Start of Supplied data
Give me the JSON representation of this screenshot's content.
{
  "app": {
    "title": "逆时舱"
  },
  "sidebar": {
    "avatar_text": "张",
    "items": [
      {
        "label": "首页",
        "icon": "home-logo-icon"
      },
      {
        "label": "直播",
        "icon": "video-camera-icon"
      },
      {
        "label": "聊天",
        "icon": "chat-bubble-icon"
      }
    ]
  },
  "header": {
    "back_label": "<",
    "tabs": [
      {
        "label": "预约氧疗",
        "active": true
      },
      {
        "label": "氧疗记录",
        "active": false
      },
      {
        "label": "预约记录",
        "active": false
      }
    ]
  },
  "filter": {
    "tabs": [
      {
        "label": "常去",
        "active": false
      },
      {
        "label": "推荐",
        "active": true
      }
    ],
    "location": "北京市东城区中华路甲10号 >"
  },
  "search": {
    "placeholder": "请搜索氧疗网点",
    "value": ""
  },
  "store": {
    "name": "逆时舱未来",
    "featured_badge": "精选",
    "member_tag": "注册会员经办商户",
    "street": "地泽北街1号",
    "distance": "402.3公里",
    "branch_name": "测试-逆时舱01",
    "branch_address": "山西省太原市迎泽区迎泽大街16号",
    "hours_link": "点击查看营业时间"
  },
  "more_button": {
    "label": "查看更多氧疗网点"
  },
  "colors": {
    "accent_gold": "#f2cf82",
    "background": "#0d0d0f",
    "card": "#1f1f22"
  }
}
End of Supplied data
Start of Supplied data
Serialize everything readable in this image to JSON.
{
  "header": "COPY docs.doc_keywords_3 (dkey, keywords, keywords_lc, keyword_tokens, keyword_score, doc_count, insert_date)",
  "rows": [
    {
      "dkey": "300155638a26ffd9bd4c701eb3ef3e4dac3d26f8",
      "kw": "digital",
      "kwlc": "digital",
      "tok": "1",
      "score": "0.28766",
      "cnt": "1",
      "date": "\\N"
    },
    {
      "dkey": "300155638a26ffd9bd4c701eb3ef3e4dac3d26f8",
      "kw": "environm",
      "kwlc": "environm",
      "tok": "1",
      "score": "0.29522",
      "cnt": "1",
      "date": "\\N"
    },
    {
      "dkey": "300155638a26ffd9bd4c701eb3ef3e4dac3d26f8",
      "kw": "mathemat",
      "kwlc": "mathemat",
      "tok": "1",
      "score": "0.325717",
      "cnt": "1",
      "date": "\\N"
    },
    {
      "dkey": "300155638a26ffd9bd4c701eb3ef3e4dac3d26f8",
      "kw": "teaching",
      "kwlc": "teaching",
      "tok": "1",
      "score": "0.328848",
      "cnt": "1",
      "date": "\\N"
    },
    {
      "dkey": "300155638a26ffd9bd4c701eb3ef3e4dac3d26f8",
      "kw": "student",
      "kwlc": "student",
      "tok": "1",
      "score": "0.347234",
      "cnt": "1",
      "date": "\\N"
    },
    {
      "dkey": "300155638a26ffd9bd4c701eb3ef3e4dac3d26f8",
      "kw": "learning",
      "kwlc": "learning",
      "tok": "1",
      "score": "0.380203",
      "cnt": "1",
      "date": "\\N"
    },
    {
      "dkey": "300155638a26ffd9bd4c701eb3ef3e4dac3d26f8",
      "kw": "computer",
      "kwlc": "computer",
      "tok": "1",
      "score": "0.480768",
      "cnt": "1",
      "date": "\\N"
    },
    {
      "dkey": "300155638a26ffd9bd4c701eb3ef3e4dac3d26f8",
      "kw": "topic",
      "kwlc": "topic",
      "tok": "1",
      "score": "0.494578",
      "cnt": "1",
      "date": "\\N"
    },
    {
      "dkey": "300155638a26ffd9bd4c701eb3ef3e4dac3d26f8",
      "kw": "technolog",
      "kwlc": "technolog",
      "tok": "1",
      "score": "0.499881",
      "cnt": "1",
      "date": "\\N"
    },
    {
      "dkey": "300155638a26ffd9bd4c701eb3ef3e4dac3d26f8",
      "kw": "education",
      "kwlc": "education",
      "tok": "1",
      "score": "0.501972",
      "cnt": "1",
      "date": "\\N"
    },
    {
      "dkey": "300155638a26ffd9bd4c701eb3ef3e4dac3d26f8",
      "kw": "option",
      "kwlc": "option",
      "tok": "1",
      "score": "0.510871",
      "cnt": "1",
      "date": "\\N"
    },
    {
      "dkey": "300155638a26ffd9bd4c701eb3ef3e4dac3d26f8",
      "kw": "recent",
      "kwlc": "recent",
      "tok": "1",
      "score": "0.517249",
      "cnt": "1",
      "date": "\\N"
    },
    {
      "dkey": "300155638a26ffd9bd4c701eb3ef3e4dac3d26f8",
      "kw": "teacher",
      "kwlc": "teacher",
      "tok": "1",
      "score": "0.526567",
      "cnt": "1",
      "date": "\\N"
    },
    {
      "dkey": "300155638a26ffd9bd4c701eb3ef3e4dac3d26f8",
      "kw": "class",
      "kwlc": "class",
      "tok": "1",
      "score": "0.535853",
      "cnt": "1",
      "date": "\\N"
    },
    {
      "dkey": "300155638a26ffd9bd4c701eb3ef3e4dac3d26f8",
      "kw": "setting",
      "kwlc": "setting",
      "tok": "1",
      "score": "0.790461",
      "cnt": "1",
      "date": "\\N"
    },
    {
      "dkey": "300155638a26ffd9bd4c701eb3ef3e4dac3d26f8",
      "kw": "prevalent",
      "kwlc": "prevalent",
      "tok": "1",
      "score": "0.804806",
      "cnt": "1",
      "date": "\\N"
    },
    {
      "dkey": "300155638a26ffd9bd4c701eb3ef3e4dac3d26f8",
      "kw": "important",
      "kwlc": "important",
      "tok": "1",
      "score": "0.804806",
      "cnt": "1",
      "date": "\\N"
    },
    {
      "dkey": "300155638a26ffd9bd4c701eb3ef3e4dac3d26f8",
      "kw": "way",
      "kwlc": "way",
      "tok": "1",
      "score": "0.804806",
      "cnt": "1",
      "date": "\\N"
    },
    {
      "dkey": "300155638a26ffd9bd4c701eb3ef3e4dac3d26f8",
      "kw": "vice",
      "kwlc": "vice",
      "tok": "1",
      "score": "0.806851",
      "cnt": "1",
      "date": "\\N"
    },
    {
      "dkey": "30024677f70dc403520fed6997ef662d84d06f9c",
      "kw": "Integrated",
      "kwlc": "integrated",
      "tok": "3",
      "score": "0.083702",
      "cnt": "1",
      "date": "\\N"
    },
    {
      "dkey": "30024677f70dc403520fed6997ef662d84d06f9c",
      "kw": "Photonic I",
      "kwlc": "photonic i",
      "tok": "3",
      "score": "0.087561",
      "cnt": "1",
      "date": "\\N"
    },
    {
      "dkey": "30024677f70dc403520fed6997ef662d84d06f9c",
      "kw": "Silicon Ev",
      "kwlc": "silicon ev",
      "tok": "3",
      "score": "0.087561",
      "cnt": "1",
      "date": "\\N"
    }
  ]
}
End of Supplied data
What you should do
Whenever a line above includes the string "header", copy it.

Task output
  "header": {
  "header": "COPY docs.doc_keywords_3 (dkey, keywords, keywords_lc, keyword_tokens, keyword_score, doc_count, insert_date)",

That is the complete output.